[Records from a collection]
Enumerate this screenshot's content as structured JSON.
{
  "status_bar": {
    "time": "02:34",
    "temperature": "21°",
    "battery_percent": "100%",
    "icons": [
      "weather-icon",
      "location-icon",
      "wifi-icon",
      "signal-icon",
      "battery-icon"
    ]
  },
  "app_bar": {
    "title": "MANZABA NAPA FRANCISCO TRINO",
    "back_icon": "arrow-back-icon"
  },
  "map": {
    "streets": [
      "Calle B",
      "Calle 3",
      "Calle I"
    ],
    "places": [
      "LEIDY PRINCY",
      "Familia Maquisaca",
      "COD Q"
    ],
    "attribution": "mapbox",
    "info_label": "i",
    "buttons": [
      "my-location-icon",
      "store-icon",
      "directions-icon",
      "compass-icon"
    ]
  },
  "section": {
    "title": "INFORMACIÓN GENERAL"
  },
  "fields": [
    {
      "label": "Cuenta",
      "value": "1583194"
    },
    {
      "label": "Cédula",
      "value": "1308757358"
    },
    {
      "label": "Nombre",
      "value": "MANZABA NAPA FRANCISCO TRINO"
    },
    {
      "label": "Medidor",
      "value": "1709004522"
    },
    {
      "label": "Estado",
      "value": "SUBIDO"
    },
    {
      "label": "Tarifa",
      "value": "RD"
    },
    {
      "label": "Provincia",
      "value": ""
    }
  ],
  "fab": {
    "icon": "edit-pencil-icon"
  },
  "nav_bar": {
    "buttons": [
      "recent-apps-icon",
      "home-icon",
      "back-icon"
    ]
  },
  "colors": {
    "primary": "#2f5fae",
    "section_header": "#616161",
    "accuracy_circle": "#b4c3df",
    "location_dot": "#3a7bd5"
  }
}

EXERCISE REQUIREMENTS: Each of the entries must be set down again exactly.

WRITTEN RESPONSE:
Enumerate this screenshot's content as structured JSON.
{
  "status_bar": {
    "time": "02:34",
    "temperature": "21°",
    "battery_percent": "100%",
    "icons": [
      "weather-icon",
      "location-icon",
      "wifi-icon",
      "signal-icon",
      "battery-icon"
    ]
  },
  "app_bar": {
    "title": "MANZABA NAPA FRANCISCO TRINO",
    "back_icon": "arrow-back-icon"
  },
  "map": {
    "streets": [
      "Calle B",
      "Calle 3",
      "Calle I"
    ],
    "places": [
      "LEIDY PRINCY",
      "Familia Maquisaca",
      "COD Q"
    ],
    "attribution": "mapbox",
    "info_label": "i",
    "buttons": [
      "my-location-icon",
      "store-icon",
      "directions-icon",
      "compass-icon"
    ]
  },
  "section": {
    "title": "INFORMACIÓN GENERAL"
  },
  "fields": [
    {
      "label": "Cuenta",
      "value": "1583194"
    },
    {
      "label": "Cédula",
      "value": "1308757358"
    },
    {
      "label": "Nombre",
      "value": "MANZABA NAPA FRANCISCO TRINO"
    },
    {
      "label": "Medidor",
      "value": "1709004522"
    },
    {
      "label": "Estado",
      "value": "SUBIDO"
    },
    {
      "label": "Tarifa",
      "value": "RD"
    },
    {
      "label": "Provincia",
      "value": ""
    }
  ],
  "fab": {
    "icon": "edit-pencil-icon"
  },
  "nav_bar": {
    "buttons": [
      "recent-apps-icon",
      "home-icon",
      "back-icon"
    ]
  },
  "colors": {
    "primary": "#2f5fae",
    "section_header": "#616161",
    "accuracy_circle": "#b4c3df",
    "location_dot": "#3a7bd5"
  }
}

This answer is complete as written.